• **Assignment**: Among the lines below, copy each one in which "datetime" appears.

• **Supplied records**:
***
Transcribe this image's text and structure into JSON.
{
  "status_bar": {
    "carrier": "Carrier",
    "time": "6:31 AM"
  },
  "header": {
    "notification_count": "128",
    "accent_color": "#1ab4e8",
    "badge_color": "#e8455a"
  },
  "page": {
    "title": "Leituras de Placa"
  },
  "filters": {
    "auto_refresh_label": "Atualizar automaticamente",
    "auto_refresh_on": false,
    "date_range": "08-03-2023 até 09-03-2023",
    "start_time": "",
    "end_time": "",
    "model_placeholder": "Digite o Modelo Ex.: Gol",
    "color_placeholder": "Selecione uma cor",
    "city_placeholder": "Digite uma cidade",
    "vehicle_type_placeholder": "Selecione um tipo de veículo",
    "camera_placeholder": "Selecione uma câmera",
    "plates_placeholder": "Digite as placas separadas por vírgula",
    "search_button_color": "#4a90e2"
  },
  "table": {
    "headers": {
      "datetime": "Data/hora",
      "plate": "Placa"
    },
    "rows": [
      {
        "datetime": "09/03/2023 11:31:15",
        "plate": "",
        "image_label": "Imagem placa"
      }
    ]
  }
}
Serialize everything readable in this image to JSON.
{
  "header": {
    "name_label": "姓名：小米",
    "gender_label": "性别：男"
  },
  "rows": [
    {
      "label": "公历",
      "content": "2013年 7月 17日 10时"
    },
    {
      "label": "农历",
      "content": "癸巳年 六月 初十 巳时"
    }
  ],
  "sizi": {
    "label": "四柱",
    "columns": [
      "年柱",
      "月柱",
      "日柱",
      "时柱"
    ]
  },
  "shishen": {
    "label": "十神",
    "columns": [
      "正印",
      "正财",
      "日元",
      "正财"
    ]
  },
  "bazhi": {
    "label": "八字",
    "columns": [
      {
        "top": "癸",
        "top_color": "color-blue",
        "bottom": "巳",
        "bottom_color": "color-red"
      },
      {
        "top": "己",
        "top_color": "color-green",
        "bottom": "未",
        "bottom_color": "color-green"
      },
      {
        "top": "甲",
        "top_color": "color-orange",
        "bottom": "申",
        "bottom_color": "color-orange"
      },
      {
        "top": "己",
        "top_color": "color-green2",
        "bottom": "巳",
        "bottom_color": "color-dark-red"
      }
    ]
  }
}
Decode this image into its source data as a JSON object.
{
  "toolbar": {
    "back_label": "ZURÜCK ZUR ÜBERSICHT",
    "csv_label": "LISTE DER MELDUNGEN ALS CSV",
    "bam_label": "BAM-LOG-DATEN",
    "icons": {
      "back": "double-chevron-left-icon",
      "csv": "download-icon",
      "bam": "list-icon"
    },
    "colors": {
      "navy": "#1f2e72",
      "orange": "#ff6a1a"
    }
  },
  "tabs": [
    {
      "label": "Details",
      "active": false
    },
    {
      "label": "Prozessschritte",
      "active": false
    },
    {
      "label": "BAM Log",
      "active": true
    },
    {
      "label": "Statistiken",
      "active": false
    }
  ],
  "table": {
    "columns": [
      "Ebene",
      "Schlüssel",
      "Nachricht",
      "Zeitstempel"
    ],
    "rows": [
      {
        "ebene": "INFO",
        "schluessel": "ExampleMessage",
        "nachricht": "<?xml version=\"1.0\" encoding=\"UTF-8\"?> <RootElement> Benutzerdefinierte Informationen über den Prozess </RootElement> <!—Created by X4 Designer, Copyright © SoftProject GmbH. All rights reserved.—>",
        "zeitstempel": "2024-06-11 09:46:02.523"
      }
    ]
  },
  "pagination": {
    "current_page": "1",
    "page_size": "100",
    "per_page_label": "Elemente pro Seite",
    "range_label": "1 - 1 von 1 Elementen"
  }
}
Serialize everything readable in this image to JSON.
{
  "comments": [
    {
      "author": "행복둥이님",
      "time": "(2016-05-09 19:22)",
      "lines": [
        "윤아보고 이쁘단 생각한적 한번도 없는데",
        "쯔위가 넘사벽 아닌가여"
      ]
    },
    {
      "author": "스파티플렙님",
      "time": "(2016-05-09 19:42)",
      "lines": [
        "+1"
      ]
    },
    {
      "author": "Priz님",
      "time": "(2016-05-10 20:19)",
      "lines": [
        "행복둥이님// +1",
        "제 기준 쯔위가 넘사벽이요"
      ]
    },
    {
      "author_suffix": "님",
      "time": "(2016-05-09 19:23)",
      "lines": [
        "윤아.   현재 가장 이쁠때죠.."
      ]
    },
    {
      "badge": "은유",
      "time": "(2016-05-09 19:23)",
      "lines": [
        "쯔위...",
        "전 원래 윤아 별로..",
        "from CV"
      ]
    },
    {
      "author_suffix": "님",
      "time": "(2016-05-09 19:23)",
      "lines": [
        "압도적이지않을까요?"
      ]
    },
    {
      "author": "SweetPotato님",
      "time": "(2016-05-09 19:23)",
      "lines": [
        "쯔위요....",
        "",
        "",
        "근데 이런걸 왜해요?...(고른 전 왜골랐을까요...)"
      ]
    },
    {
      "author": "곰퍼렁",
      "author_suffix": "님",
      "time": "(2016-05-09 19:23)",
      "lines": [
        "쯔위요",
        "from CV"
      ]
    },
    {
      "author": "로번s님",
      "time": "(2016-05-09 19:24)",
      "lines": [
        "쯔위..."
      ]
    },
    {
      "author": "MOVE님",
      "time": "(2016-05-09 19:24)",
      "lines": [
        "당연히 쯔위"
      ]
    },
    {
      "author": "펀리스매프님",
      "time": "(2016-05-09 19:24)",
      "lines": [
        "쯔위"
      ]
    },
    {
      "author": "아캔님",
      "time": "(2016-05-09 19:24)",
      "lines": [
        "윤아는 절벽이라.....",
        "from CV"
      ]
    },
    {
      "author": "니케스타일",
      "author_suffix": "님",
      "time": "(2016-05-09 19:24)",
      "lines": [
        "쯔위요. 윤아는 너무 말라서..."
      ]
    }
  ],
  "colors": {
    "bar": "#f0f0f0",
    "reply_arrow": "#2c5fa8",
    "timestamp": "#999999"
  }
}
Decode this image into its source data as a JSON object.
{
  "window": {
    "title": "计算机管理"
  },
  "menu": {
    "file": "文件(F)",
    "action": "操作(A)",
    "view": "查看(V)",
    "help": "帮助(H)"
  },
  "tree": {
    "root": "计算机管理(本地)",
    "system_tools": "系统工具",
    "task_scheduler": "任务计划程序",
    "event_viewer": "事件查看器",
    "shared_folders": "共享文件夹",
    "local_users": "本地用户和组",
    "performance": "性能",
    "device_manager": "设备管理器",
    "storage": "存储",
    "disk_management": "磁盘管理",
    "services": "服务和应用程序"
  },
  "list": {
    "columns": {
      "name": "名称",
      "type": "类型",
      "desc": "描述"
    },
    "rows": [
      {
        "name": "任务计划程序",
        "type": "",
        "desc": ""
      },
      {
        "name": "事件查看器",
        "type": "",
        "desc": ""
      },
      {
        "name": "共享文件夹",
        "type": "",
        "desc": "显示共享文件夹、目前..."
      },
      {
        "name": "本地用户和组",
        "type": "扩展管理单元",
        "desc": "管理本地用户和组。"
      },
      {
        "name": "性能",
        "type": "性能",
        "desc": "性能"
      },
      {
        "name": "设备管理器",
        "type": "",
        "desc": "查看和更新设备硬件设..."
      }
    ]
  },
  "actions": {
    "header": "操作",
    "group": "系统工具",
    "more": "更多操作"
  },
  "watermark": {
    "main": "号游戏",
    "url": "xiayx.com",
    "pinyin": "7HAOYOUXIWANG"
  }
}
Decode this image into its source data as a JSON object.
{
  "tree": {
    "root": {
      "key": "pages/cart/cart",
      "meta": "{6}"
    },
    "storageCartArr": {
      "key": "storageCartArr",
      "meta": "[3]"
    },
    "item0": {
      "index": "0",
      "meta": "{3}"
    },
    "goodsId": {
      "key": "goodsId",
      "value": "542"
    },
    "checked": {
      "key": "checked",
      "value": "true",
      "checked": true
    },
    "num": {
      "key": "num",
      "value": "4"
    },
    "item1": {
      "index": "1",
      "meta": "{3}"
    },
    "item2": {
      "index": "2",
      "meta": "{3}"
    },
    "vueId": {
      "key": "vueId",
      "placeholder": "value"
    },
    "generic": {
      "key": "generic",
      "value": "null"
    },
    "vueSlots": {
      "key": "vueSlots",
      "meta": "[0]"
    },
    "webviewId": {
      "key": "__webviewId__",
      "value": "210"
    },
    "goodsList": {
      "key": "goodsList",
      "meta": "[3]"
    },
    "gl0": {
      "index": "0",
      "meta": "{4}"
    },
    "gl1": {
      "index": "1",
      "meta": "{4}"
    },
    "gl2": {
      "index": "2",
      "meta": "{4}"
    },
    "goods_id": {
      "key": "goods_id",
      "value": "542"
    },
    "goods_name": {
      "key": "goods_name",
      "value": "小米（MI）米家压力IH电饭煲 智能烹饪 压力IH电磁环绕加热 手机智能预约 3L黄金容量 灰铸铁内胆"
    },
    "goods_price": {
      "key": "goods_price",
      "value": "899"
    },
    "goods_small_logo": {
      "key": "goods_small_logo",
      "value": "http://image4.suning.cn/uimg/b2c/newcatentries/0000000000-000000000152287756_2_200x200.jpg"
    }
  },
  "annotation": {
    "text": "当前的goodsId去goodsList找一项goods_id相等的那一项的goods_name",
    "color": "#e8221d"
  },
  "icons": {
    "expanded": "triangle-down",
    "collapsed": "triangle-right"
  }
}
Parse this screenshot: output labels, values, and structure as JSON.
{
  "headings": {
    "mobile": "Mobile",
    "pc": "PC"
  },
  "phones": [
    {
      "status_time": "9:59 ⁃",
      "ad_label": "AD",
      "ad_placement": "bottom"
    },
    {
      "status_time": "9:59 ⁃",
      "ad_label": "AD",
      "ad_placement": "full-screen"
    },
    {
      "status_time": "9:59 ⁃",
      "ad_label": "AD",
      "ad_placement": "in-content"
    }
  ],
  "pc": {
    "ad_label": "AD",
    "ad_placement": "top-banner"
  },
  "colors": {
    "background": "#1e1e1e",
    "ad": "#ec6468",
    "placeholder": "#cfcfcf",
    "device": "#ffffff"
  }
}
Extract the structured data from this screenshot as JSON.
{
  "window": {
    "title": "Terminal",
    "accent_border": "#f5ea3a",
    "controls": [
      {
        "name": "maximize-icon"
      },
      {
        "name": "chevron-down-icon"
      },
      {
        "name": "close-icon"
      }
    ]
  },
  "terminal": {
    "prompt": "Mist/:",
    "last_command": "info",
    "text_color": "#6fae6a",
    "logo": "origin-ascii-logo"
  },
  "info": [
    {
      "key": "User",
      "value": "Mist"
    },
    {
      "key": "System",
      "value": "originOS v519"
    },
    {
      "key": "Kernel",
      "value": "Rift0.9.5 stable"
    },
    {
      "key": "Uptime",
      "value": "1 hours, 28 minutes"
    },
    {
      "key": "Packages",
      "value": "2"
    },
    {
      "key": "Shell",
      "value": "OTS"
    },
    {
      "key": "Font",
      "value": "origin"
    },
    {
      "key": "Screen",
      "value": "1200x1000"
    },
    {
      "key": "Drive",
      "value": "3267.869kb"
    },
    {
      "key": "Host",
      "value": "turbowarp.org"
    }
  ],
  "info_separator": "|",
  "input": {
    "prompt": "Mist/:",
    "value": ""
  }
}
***
• **Response box**:
      "datetime": "Data/hora",
        "datetime": "09/03/2023 11:31:15",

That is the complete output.